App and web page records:
Segment Open

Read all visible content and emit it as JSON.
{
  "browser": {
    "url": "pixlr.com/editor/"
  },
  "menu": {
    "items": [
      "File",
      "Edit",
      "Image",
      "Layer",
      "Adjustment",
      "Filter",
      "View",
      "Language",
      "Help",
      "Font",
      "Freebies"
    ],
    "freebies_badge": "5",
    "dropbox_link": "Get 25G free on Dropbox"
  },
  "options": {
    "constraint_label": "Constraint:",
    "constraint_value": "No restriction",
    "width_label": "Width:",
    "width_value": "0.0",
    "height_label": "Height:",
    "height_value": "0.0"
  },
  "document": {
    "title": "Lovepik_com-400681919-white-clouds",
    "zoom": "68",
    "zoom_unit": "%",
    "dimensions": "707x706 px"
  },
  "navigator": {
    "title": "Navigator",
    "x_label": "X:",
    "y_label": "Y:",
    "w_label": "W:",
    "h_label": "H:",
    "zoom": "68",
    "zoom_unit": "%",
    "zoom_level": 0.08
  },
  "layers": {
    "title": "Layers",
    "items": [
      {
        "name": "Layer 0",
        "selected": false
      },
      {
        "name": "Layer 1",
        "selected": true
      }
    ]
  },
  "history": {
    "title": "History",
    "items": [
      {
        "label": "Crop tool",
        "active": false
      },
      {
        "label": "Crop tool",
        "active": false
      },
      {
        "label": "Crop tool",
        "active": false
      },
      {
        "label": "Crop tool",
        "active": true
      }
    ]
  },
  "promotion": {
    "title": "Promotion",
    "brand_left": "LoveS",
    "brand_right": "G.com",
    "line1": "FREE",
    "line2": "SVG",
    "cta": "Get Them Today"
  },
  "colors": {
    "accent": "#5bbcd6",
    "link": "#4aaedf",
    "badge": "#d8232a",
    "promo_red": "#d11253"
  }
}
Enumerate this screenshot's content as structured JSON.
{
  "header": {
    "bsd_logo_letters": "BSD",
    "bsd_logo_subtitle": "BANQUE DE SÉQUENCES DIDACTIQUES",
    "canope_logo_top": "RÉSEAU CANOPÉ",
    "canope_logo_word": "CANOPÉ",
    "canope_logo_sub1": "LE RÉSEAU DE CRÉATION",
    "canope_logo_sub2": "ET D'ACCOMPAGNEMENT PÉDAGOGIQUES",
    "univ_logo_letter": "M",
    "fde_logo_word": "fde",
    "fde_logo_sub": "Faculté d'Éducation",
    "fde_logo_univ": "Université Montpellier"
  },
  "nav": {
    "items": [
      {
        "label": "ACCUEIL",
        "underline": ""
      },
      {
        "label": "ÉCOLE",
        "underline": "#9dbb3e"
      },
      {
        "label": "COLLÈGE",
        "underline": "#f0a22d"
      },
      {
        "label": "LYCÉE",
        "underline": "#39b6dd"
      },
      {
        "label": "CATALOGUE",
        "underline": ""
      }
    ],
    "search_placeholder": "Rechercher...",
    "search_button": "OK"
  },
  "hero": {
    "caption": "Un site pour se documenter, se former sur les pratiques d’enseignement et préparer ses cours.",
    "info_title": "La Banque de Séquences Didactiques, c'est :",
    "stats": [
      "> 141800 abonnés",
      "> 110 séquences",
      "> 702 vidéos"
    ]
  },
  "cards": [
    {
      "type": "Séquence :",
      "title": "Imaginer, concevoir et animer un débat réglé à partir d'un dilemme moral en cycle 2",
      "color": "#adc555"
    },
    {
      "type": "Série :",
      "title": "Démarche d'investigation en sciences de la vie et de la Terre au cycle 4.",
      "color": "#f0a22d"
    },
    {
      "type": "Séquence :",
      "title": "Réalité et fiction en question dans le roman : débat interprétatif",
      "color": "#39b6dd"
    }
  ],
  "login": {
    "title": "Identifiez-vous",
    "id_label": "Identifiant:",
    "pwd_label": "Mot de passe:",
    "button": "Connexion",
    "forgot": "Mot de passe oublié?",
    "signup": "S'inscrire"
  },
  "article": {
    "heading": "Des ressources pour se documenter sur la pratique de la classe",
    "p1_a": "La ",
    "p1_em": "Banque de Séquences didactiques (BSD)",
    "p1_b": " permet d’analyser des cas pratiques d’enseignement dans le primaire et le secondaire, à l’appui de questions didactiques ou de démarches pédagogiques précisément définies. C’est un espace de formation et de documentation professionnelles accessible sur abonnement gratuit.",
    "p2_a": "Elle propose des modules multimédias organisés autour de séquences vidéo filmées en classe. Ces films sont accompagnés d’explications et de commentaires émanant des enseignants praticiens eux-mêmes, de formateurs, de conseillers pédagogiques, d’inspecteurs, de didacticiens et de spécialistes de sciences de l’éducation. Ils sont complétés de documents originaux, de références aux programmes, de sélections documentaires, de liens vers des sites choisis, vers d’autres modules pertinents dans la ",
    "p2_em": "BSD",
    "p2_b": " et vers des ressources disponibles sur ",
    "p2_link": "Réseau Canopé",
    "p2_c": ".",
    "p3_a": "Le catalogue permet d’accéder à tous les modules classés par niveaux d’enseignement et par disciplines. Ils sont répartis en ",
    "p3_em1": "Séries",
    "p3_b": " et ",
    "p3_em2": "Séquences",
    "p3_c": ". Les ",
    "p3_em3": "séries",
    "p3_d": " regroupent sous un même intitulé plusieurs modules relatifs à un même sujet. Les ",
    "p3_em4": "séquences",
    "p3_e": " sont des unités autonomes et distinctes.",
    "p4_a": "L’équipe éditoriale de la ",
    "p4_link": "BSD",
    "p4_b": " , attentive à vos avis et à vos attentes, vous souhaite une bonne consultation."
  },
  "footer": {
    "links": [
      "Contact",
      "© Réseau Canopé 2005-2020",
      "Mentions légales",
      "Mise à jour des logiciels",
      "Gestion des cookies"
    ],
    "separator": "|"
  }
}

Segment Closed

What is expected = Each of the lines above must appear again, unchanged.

Response to this exercise =
Read all visible content and emit it as JSON.
{
  "browser": {
    "url": "pixlr.com/editor/"
  },
  "menu": {
    "items": [
      "File",
      "Edit",
      "Image",
      "Layer",
      "Adjustment",
      "Filter",
      "View",
      "Language",
      "Help",
      "Font",
      "Freebies"
    ],
    "freebies_badge": "5",
    "dropbox_link": "Get 25G free on Dropbox"
  },
  "options": {
    "constraint_label": "Constraint:",
    "constraint_value": "No restriction",
    "width_label": "Width:",
    "width_value": "0.0",
    "height_label": "Height:",
    "height_value": "0.0"
  },
  "document": {
    "title": "Lovepik_com-400681919-white-clouds",
    "zoom": "68",
    "zoom_unit": "%",
    "dimensions": "707x706 px"
  },
  "navigator": {
    "title": "Navigator",
    "x_label": "X:",
    "y_label": "Y:",
    "w_label": "W:",
    "h_label": "H:",
    "zoom": "68",
    "zoom_unit": "%",
    "zoom_level": 0.08
  },
  "layers": {
    "title": "Layers",
    "items": [
      {
        "name": "Layer 0",
        "selected": false
      },
      {
        "name": "Layer 1",
        "selected": true
      }
    ]
  },
  "history": {
    "title": "History",
    "items": [
      {
        "label": "Crop tool",
        "active": false
      },
      {
        "label": "Crop tool",
        "active": false
      },
      {
        "label": "Crop tool",
        "active": false
      },
      {
        "label": "Crop tool",
        "active": true
      }
    ]
  },
  "promotion": {
    "title": "Promotion",
    "brand_left": "LoveS",
    "brand_right": "G.com",
    "line1": "FREE",
    "line2": "SVG",
    "cta": "Get Them Today"
  },
  "colors": {
    "accent": "#5bbcd6",
    "link": "#4aaedf",
    "badge": "#d8232a",
    "promo_red": "#d11253"
  }
}
Enumerate this screenshot's content as structured JSON.
{
  "header": {
    "bsd_logo_letters": "BSD",
    "bsd_logo_subtitle": "BANQUE DE SÉQUENCES DIDACTIQUES",
    "canope_logo_top": "RÉSEAU CANOPÉ",
    "canope_logo_word": "CANOPÉ",
    "canope_logo_sub1": "LE RÉSEAU DE CRÉATION",
    "canope_logo_sub2": "ET D'ACCOMPAGNEMENT PÉDAGOGIQUES",
    "univ_logo_letter": "M",
    "fde_logo_word": "fde",
    "fde_logo_sub": "Faculté d'Éducation",
    "fde_logo_univ": "Université Montpellier"
  },
  "nav": {
    "items": [
      {
        "label": "ACCUEIL",
        "underline": ""
      },
      {
        "label": "ÉCOLE",
        "underline": "#9dbb3e"
      },
      {
        "label": "COLLÈGE",
        "underline": "#f0a22d"
      },
      {
        "label": "LYCÉE",
        "underline": "#39b6dd"
      },
      {
        "label": "CATALOGUE",
        "underline": ""
      }
    ],
    "search_placeholder": "Rechercher...",
    "search_button": "OK"
  },
  "hero": {
    "caption": "Un site pour se documenter, se former sur les pratiques d’enseignement et préparer ses cours.",
    "info_title": "La Banque de Séquences Didactiques, c'est :",
    "stats": [
      "> 141800 abonnés",
      "> 110 séquences",
      "> 702 vidéos"
    ]
  },
  "cards": [
    {
      "type": "Séquence :",
      "title": "Imaginer, concevoir et animer un débat réglé à partir d'un dilemme moral en cycle 2",
      "color": "#adc555"
    },
    {
      "type": "Série :",
      "title": "Démarche d'investigation en sciences de la vie et de la Terre au cycle 4.",
      "color": "#f0a22d"
    },
    {
      "type": "Séquence :",
      "title": "Réalité et fiction en question dans le roman : débat interprétatif",
      "color": "#39b6dd"
    }
  ],
  "login": {
    "title": "Identifiez-vous",
    "id_label": "Identifiant:",
    "pwd_label": "Mot de passe:",
    "button": "Connexion",
    "forgot": "Mot de passe oublié?",
    "signup": "S'inscrire"
  },
  "article": {
    "heading": "Des ressources pour se documenter sur la pratique de la classe",
    "p1_a": "La ",
    "p1_em": "Banque de Séquences didactiques (BSD)",
    "p1_b": " permet d’analyser des cas pratiques d’enseignement dans le primaire et le secondaire, à l’appui de questions didactiques ou de démarches pédagogiques précisément définies. C’est un espace de formation et de documentation professionnelles accessible sur abonnement gratuit.",
    "p2_a": "Elle propose des modules multimédias organisés autour de séquences vidéo filmées en classe. Ces films sont accompagnés d’explications et de commentaires émanant des enseignants praticiens eux-mêmes, de formateurs, de conseillers pédagogiques, d’inspecteurs, de didacticiens et de spécialistes de sciences de l’éducation. Ils sont complétés de documents originaux, de références aux programmes, de sélections documentaires, de liens vers des sites choisis, vers d’autres modules pertinents dans la ",
    "p2_em": "BSD",
    "p2_b": " et vers des ressources disponibles sur ",
    "p2_link": "Réseau Canopé",
    "p2_c": ".",
    "p3_a": "Le catalogue permet d’accéder à tous les modules classés par niveaux d’enseignement et par disciplines. Ils sont répartis en ",
    "p3_em1": "Séries",
    "p3_b": " et ",
    "p3_em2": "Séquences",
    "p3_c": ". Les ",
    "p3_em3": "séries",
    "p3_d": " regroupent sous un même intitulé plusieurs modules relatifs à un même sujet. Les ",
    "p3_em4": "séquences",
    "p3_e": " sont des unités autonomes et distinctes.",
    "p4_a": "L’équipe éditoriale de la ",
    "p4_link": "BSD",
    "p4_b": " , attentive à vos avis et à vos attentes, vous souhaite une bonne consultation."
  },
  "footer": {
    "links": [
      "Contact",
      "© Réseau Canopé 2005-2020",
      "Mentions légales",
      "Mise à jour des logiciels",
      "Gestion des cookies"
    ],
    "separator": "|"
  }
}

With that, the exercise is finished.